What is PCIe?

PCIe is a standard adopted by computer component manufacturers that allows the system board to communicate with add-on components at very high speeds. The “PCI” in PCIe stands for “Peripheral Component Interconnect”, and the “e” was later added to mean “Express”. Unlike the much older ISA and PCI standards for card slots, the newer PCIe standard can be sized for efficient use of system resources, and is continually being improved with ever faster versions. It allows us to install many different types of peripheral components into your system by inserting the card into the appropriate card slot. Most commonly, that would include graphics cards, video capture cards, Wi-Fi and network expansion cards, as well as RAID controllers and some newer types of SSDs – all of which rely heavily on the high-speed channel that the PCIe standard provides.

Sizes and Lanes

There are four common sizes of PCIe card slots in use today: x1, x4, x8, and x16. This number determines the physical width of the PCIe connector and the width of the card edge that plugs into it. That same number also refers to the number of electrical lanes that are dedicated for data traffic between the CPU and the card. Just like how a four-lane highway can handle much more traffic than one with a single lane, these PCIe lanes determine how fast the data can be transferred. The more lanes that are shared between the card and the CPU, the greater the potential bandwidth is for communication.

Four sizes of PCIe connectors

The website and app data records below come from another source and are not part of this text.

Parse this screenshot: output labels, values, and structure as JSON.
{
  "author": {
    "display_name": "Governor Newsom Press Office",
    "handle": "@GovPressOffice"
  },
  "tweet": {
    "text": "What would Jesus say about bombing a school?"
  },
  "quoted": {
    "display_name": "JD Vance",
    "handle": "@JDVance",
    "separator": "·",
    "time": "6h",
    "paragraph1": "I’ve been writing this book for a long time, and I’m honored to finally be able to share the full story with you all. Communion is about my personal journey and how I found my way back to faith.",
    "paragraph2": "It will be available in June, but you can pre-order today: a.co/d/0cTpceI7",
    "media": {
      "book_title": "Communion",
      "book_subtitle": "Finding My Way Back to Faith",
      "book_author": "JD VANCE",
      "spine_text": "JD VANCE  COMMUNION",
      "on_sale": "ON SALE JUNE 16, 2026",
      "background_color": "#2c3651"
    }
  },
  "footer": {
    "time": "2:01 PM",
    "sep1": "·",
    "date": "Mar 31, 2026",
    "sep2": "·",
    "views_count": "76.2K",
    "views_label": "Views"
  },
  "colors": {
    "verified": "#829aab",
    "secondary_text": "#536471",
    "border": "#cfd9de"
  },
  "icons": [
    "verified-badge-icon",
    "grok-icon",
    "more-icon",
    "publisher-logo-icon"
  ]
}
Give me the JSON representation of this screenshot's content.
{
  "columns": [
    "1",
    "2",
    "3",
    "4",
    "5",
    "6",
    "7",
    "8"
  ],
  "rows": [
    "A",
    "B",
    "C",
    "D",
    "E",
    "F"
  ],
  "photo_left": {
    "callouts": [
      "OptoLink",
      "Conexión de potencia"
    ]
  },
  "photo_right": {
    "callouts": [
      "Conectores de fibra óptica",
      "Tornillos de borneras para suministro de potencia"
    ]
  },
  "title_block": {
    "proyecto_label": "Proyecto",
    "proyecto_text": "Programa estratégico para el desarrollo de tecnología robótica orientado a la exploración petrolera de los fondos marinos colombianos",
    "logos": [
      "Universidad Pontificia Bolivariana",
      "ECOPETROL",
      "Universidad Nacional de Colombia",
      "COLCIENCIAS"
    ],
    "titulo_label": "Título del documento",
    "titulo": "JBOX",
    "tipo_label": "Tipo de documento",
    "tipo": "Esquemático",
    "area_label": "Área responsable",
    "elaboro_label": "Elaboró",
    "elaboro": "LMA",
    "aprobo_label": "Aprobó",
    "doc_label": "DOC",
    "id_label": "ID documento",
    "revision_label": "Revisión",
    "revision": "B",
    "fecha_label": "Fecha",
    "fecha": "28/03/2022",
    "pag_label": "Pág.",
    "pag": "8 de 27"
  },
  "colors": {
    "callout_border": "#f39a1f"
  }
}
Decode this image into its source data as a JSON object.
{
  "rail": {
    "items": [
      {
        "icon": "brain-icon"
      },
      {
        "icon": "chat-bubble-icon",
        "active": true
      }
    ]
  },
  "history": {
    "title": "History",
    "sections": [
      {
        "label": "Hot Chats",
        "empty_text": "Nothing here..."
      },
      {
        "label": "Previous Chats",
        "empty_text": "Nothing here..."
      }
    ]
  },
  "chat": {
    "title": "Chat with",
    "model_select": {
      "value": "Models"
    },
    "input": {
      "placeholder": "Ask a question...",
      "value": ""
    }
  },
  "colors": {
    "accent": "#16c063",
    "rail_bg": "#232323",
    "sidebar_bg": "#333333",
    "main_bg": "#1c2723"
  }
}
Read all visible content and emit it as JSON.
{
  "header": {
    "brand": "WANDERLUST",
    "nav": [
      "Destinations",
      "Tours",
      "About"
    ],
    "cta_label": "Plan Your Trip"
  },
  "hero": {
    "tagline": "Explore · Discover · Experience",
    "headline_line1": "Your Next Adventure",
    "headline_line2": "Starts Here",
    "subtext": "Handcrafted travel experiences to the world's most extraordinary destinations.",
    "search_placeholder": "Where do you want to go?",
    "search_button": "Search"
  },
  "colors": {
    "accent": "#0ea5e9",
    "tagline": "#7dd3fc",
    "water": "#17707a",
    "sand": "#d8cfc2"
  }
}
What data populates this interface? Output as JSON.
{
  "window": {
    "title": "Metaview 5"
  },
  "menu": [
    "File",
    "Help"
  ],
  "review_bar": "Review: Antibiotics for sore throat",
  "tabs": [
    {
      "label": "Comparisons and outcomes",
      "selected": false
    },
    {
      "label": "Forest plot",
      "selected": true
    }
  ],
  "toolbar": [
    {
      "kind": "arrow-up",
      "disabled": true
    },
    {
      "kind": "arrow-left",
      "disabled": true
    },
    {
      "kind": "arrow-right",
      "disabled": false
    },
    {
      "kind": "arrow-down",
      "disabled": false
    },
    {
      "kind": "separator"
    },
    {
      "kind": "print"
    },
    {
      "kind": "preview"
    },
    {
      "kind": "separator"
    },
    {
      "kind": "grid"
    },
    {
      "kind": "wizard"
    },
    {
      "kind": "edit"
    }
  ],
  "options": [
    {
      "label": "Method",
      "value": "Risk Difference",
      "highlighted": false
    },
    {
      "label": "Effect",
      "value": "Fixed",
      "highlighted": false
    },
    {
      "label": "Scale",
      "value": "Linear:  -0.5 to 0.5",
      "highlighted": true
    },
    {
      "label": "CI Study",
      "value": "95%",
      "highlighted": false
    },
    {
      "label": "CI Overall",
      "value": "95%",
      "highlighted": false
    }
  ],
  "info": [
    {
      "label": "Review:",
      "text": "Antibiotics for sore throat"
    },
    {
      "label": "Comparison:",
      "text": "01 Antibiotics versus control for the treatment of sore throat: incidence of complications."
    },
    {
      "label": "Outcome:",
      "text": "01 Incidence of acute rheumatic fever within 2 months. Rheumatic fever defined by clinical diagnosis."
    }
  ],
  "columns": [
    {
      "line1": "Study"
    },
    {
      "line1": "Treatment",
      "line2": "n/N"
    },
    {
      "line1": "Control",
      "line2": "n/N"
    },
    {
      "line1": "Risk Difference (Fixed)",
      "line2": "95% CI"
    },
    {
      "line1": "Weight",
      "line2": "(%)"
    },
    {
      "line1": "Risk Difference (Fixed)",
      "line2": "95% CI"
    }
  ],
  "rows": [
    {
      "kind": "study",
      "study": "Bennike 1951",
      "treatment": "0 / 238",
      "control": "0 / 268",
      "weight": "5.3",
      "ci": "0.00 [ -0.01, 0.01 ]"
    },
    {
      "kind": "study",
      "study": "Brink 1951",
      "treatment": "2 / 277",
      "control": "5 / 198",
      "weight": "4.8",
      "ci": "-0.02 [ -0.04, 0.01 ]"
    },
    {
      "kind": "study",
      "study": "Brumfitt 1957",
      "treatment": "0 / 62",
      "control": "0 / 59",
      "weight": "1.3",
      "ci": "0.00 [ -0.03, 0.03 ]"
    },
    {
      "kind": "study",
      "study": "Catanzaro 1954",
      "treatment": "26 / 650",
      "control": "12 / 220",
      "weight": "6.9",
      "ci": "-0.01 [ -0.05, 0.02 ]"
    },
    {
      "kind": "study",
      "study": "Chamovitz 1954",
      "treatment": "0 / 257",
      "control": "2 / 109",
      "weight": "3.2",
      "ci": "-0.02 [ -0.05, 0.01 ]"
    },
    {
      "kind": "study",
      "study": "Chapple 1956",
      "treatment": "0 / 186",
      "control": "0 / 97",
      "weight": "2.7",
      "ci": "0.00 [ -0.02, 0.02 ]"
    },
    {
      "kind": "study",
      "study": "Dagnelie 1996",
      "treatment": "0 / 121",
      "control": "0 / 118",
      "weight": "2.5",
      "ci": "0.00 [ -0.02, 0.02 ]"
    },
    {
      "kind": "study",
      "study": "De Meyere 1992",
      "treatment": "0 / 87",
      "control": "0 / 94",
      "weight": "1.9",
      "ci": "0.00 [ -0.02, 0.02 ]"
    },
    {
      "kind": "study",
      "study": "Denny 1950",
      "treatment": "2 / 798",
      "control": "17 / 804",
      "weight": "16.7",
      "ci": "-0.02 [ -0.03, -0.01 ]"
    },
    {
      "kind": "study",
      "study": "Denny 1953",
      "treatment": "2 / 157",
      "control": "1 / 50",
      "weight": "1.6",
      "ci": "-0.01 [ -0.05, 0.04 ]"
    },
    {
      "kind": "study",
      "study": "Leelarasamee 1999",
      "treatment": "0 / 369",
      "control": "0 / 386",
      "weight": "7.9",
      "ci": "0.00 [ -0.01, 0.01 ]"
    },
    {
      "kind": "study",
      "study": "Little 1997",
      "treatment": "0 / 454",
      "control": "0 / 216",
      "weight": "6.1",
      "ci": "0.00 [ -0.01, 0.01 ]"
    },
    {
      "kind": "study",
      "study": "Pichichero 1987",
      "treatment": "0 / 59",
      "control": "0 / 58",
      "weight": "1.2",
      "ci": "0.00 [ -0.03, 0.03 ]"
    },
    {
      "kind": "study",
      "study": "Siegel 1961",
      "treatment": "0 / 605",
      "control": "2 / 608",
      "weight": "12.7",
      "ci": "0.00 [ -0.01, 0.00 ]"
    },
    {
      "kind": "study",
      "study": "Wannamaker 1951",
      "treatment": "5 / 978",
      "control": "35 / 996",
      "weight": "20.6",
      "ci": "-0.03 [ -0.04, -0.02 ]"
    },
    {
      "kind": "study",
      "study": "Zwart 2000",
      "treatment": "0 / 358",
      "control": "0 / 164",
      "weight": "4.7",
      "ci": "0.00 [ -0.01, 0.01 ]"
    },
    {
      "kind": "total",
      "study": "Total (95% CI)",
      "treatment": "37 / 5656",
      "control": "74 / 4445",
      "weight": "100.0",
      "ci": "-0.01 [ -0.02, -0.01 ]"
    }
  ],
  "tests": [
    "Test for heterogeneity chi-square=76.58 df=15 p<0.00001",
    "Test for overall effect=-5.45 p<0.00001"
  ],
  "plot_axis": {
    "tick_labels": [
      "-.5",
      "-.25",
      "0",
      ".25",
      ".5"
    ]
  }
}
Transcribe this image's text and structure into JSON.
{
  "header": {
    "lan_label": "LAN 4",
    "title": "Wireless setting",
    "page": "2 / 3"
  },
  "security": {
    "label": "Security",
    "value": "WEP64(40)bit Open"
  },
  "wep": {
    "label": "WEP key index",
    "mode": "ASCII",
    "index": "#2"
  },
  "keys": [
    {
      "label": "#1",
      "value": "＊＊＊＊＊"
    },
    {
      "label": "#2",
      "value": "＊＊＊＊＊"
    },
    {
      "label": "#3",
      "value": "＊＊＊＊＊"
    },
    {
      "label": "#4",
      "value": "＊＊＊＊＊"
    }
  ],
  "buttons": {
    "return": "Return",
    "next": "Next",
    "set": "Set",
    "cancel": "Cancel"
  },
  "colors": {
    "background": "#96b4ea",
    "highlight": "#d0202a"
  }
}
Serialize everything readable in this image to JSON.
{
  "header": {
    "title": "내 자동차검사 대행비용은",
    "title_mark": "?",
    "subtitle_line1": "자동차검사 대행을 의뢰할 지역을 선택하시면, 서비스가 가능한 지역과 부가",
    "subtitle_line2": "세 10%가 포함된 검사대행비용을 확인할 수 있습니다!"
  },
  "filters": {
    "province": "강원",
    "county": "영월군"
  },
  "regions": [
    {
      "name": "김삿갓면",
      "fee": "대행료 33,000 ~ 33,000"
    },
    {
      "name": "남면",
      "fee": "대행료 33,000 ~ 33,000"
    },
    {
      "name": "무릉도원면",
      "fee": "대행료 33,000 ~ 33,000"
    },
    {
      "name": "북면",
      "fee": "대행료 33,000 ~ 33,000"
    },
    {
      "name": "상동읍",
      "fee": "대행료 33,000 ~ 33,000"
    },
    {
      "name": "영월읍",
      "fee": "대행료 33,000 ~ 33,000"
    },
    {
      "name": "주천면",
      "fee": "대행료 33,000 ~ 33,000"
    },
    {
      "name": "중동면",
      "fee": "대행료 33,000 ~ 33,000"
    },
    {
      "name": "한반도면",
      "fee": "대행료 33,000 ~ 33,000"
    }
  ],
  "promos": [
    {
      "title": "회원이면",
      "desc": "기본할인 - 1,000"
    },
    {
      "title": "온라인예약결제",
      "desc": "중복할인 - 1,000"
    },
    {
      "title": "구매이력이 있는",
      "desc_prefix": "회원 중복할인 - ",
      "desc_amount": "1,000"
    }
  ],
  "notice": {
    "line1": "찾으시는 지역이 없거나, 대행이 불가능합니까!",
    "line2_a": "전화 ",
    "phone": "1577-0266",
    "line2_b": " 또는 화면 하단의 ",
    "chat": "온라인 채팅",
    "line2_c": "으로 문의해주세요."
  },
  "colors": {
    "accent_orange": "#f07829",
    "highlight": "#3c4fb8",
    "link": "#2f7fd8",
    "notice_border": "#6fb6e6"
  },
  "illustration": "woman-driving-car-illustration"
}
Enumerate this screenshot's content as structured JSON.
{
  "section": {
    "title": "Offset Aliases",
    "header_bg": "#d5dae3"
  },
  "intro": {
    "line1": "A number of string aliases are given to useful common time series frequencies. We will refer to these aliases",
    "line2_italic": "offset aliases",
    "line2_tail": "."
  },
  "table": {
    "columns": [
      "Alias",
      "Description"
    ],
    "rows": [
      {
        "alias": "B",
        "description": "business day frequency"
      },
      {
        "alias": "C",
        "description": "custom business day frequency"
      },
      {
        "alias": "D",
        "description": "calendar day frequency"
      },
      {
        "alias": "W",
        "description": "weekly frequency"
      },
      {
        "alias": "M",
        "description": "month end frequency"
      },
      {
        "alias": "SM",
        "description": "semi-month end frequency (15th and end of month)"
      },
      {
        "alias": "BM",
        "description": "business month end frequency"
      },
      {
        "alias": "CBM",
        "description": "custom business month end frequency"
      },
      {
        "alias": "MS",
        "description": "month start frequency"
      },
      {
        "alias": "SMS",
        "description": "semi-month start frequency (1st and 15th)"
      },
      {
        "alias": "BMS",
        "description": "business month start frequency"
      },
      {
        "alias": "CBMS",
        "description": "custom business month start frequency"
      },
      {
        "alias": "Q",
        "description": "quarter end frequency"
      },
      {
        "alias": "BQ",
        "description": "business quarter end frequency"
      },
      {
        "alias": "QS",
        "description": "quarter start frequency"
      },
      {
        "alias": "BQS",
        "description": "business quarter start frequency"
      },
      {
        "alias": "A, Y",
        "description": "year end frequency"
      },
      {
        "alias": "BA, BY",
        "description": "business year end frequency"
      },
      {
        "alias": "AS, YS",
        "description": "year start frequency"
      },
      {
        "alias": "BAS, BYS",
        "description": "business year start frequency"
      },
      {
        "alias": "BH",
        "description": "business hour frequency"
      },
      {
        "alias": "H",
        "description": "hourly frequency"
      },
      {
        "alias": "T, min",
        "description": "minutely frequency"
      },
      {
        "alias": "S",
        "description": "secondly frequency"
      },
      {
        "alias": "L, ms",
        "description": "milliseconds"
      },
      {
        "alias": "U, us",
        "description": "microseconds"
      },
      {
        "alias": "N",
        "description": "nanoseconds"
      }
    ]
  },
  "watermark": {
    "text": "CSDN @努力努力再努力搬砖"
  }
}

FYI: Although the PCIe standard does technically define a x32 size with 32 lanes, this is not a common size in use. Because of its impractical physical size, it is unlikely to ever be used on consumer products. Ads for cards claiming to be “PCIe x32” are either misleading, or are typos that mean to say “PCI 32-bit,” which is a much older and slower standard that is incompatible with PCIe.

Where it Might Get Confusing

The PCIe standard is very flexible, allowing smaller cards to be inserted into larger slots. It can also allow some cards to still function in slots where fewer lanes are available than what the card could support. Further confusing matters, a PCIe card or a PCIe connector on a system board might have fewer lanes actually available than the physical size might suggest. This is because there is always a limited total number of PCIe lanes available in a computer system. That total might be limited further by the CPU chosen, or by the architecture of the system board. For flexibility, system board manufacturers will often provide PCIe card slots that are sized as x16 physically, but are actually x8 or x4 electrically. The number of lanes available might also depend on which card slots are occupied. Generally speaking, if a card physically fits in a slot, it will usually still function. However, it’s always best to consult the experts at GT to ensure that your add-on cards are not suffering from a reduction in speed because of an unintended restriction. We’ll make sure that your system is designed and configured efficiently to make full use of its potential.

Speeds and the Future of PCIe

Every generation of the PCIe standard has doubled the bandwidth of the one before it. Starting with PCIe 1.0 which had a max throughput of 8 GB/s, up to the current PCIe 4.0 standard which can provide up to 64 GB/s. PCIe 5.0 was unveiled in 2019 and is expected to see implementation later this year. With the move to 5.0, top speeds will see a significant jump to 128 GB/s. We expect to see that trend continue in future standards as well. Older systems using motherboards or cards from those past standards could see immediate increases in speeds if they were upgraded to support the latest standard. Is it time for you to upgrade?

Do you have questions about your system and the best use of PCIe add on cards? The technical staff at General Technics are here to help!